For more than two decades Jackson terrorised Catholics in Northern Ireland. He was linked to some of the most vicious killing of the Troubles and was the commander of the Mid-Ulster UVF from 1972 until the early 1990s.

He also features prominently in a book called The Committee by Sean McPhilemy, which alleges widespread collusion between the Northern Ireland security services and loyalist paramilitaries.

Born in the Protestant townland of Donaghmore in 1947, he first came to prominence in 1972 when, along with other members of a UVF/UDA gang, he took part in a raid on the armoury of a UDR barracks in Lurgan. Jackson was a member of the UDR and remained one until he was dismissed in 1974 for paramilitary links.

He committed his first murder in October 1973 when, along with Wesley Somerville, who was later killed in the Miami Showband massacre, he shot dead a factory worker, Mr Patrick Campbell, at his Banbridge home.

Jackson was also named by Yorkshire Television in a recent programme on the 1974 Dublin and Monaghan bombings. He was said to be one of the main organisers of those atrocities which killed 33 people. No one has ever been charged with these crimes, although there is little doubt that both were the work of the UVF.

It is believed that in 1975 Jackson and the UVF were involved in at least 15 further killings. The Mid-Ulster UVF then had strong links with certain sections of the security services, in particular 14 intelligence and security companies based at Castledillon, near Portadown.

One of the officers attached to one unit was Capt Robert Nairac. Nairac, it is believed, supplied the UVF with information and weapons to carry out a number of murders of Catholics in Cos Armagh and Tyrone. In 1977 Nairac was abducted from The Three Steps Inn, Drumintee, south Armagh, and executed by the IRA. His body has not been discovered.

in the next few years Jackson and the Mid-Ulster UVF claimed the lives of 20 Catholics, including the murder of a grocer, Mr William Stratheran, at Ahoghill, Co Antrim. This killing was linked to a member of the RUC who drove Jackson and his accomplice to and from the scene.
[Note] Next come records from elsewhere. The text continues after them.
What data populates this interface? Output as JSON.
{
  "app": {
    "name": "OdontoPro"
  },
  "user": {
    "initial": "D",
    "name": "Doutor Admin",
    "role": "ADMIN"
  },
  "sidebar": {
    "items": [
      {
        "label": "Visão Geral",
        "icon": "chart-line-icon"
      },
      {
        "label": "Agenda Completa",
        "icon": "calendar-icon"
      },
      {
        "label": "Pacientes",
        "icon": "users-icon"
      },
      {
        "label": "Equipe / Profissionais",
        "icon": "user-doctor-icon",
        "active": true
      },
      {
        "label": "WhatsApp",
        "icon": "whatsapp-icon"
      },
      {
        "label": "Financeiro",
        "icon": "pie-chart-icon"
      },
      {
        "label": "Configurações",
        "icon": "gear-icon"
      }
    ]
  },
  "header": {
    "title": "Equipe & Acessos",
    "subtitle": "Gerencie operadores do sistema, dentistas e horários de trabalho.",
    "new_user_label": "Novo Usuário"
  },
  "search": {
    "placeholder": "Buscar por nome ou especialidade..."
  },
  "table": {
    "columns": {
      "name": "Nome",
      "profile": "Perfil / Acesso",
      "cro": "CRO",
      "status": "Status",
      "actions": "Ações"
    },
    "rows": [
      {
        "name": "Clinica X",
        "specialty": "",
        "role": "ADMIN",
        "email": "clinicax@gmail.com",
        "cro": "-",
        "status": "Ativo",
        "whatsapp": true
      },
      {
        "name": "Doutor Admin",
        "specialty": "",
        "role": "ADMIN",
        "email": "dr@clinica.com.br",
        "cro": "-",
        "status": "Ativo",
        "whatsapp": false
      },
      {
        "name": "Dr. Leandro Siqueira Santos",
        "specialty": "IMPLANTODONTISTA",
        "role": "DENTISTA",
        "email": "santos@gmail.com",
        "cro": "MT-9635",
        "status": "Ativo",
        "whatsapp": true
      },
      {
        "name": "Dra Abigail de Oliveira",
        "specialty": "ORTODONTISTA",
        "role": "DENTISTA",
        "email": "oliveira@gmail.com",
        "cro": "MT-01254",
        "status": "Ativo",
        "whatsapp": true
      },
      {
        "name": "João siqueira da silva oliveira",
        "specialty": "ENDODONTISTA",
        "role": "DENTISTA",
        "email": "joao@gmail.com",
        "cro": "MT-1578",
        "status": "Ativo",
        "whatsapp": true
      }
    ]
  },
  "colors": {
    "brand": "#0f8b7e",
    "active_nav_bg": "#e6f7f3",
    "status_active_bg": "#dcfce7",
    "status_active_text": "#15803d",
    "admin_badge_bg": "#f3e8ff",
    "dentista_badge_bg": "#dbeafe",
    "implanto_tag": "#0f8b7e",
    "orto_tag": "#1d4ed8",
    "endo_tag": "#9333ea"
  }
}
Towards the end of the 1970s and throughout the 1980s, Jackson became the mastermind of UVF activities around Portadown and Lurgan, which became known as "the murder triangle". He maintained his contacts with the security forces, in particular the SAS, who, it is believed, took him abroad for specialist training.

The last killings with which Jackson is linked took place in 1990 and 1991 when Mr Sam Marshall, Ms Catriona Rennie, Ms Eileen Duffy and Mr Brian Frizzell, all Catholics, were shot dead in Lurgan, Co Armagh. Once again these killings are alleged to have involved members of the security forces.